How Long Does a Divorce Take?
There can be many contributing factors which can impact how long your divorce will take; if there are children involved, if your spouse is contesting the divorce and what is at stake financially.
Some Solicitors will suggest a divorce can take anywhere from 16-24 weeks where there are no complications, which could extend up to a year for acrimonious couples.
Nowadays, couples are also accessing ‘Do It Yourself Quickie Divorces’ with promises of fast turnaround times, though there are still mandatory timeframes when the court can issue paperwork – so they don’t be misled. Obtain advice from your Solicitor who can explain this to you so you know what to expect.
So let’s delve into what can both speed up or even slow down your divorce:
Factors which can impact the time to divorce
The time taken to divorce your spouse can be influenced by many different elements during the divorce process such as:
a) Contesting the divorce
Contesting the divorce application may be driven by many reasons; an emotional and volatile partner, your partner contesting purely to delay the process, aiming to hike up your costs or simply doesn’t agree with the grounds for divorce
If your spouse/partner refuses to accept your divorce petition, then this can result in a 28 days window during which they can ask the court for a ‘directions of trial’ which will lead to a final hearing.
Additionally, if the respondent has not acknowledged your divorce petition within the legal requirement of 8 days and one of the reasons is due to them no longer living at the address or working for their current employer, it will time take to locate their whereabouts.
For some couples mediation can speed up the divorce process, to allow informal discussions to agree the division of finances and where appropriate, arrangements for any children.

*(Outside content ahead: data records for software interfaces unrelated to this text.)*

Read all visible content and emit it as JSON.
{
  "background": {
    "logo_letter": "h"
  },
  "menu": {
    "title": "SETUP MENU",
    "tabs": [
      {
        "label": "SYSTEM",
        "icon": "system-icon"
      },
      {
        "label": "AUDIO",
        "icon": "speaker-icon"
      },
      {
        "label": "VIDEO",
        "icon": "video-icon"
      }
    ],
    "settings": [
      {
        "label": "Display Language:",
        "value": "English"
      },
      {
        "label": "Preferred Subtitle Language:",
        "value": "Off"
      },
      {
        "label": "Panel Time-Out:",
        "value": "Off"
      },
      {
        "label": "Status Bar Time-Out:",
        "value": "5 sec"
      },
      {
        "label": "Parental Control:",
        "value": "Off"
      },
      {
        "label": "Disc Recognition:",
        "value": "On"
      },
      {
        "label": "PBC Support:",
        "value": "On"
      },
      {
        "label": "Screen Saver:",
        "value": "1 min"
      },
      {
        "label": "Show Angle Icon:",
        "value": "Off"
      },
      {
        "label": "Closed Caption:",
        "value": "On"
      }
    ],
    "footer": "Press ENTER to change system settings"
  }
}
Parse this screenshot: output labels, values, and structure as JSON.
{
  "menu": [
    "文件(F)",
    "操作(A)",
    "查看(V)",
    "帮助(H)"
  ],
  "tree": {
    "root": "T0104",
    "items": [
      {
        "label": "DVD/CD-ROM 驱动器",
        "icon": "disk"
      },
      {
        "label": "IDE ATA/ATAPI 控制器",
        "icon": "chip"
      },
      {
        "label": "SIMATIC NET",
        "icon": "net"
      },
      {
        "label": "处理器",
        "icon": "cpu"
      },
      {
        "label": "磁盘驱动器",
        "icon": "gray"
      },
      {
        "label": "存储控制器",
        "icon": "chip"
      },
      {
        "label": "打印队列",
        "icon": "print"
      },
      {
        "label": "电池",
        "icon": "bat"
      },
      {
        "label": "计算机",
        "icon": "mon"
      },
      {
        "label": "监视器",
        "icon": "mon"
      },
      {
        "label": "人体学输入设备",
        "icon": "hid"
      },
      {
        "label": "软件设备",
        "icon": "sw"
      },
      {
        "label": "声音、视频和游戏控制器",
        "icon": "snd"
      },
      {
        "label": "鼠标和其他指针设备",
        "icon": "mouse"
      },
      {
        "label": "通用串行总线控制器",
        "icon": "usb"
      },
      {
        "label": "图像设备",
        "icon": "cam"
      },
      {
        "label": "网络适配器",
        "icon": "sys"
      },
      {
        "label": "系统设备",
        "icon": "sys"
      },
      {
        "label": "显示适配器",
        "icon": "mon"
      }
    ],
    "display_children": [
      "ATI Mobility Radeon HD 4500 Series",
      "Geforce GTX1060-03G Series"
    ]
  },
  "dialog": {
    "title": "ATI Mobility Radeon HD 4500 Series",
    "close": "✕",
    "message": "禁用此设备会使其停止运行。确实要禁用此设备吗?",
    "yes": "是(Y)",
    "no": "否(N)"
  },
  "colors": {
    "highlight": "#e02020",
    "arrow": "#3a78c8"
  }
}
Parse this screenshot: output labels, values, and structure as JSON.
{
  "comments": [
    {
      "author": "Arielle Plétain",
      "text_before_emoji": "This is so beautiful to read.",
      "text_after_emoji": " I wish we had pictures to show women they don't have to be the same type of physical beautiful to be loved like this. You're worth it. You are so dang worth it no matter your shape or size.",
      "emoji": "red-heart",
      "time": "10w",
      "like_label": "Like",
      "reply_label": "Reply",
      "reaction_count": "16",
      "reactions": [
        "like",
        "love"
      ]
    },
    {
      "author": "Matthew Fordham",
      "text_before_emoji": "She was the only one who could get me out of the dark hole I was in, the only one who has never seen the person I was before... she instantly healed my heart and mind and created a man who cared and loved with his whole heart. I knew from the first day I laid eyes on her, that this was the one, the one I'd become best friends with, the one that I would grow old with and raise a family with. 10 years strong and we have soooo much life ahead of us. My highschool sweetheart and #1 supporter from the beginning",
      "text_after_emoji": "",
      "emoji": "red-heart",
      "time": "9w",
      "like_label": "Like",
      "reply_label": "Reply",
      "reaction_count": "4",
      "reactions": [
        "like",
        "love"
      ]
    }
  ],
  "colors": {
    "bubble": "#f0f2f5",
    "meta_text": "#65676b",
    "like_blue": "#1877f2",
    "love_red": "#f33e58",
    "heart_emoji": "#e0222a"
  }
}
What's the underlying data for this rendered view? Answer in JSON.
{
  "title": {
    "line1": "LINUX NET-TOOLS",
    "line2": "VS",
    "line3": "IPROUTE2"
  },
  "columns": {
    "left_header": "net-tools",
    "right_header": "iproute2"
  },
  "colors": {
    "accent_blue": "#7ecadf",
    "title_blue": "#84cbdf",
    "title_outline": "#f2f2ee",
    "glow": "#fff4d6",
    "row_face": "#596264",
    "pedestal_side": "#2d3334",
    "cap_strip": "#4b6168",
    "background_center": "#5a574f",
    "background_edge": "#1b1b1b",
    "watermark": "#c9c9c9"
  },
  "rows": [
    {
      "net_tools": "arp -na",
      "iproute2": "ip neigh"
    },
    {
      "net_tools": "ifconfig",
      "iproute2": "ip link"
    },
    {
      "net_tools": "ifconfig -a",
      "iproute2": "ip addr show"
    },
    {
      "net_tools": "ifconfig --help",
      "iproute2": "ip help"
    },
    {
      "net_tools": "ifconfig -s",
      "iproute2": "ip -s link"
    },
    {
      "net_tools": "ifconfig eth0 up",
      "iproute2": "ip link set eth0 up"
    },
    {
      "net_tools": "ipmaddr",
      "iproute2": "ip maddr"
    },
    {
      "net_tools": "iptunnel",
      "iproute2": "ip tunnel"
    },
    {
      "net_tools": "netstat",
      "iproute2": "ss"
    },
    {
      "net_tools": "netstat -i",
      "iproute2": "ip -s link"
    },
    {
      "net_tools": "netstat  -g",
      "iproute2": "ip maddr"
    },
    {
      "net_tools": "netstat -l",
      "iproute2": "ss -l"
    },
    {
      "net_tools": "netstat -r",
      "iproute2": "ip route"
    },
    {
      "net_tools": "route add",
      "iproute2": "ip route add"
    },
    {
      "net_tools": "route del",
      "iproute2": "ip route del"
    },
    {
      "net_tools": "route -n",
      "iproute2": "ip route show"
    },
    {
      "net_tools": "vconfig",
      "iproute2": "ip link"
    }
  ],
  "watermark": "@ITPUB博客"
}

This cuts out the process of negotiations through the Solicitors or the court, with outcomes that can be granted quickly by the Judge. On the other hand, unsuccessful mediation will result in court intervention and attending hearings which will delay your divorce.
c) Grounds for divorce
Your grounds for divorce may be straight forward which can lead to a speedy application; based on ‘unreasonable behaviour’ or by ‘mutual consent after being separated for two years continuously’.
Though if the reason is named as ‘5 years separation without consent’ and the other party is either uncooperative or you are unable to locate your spouse, then it can take time to locate them or even prove they received the divorce petition. This can require court intervention and additional steps.
d) Financial order
Some couples are able to give their assent quickly to the division of their financial assets including the matrimonial home, savings, pensions etc. though if it’s acrimonious then the discussions can become lengthy and the court will intervene. With a lack of agreement, it can delay the Decree Nisi or the Decree Absolute being granted by the court.
e) Provision for children
Like the finances, if welfare and provision for the children are not in order or to the satisfaction of the court, either agreed via Solicitors or during mediation, then legal proceedings will be initiated.
This could involve your Solicitor drafting up a court consent order, the intervention of court welfare officers, applications for residence or even specific issue orders if it’s related to education and religion.
f) Lodging official paperwork
Hopefully this will not be a reason for delay If you are employing a Solicitor. Your Solicitor will ensure your paperwork will be correct and filed within key timeframes; your divorce petition, submitting the supplementary documentation such as marriage certificates, where appropriate financial orders, court orders and application for your Decree Nisi and Absolute.
g) Decree Nisi
The court may refuse to grant your Decree Nisi if there is concern that the finances or childcare arrangements are not satisfactory. This scenario would result in the parent’s re-negotiating arrangements or legal intervention in the worst case.
h) Decree Absolute
Six weeks after the Decree Nisi has been granted, you can apply for the Decree Absolute. If the court is satisfied with all paperwork and agreements then it will be approved.
i) Efficiency of courts and processing of paperwork
As discussed in our post about the divorce process, there is reliance on the court to efficiently process all paperwork and review each case individually. The timing may be dependent on resources and applications received into your regional divorce centre.
Finally, a good Solicitor can counteract circumstances which may arise with proven tactics from their experience of divorce and understanding of the legal proceedings. Your Solicitor will represent you in your best interests, submitting paperwork on time and where appropriate managing perhaps the difficult behaviour or your spouse/partner.
So really it’s hard to predict how long your divorce will take, as it really is ‘how long is a piece of string’.
Some factors may be within the control of your Solicitor to manage and others within the ownership of the Court or your soon to be ex-partner/spouse.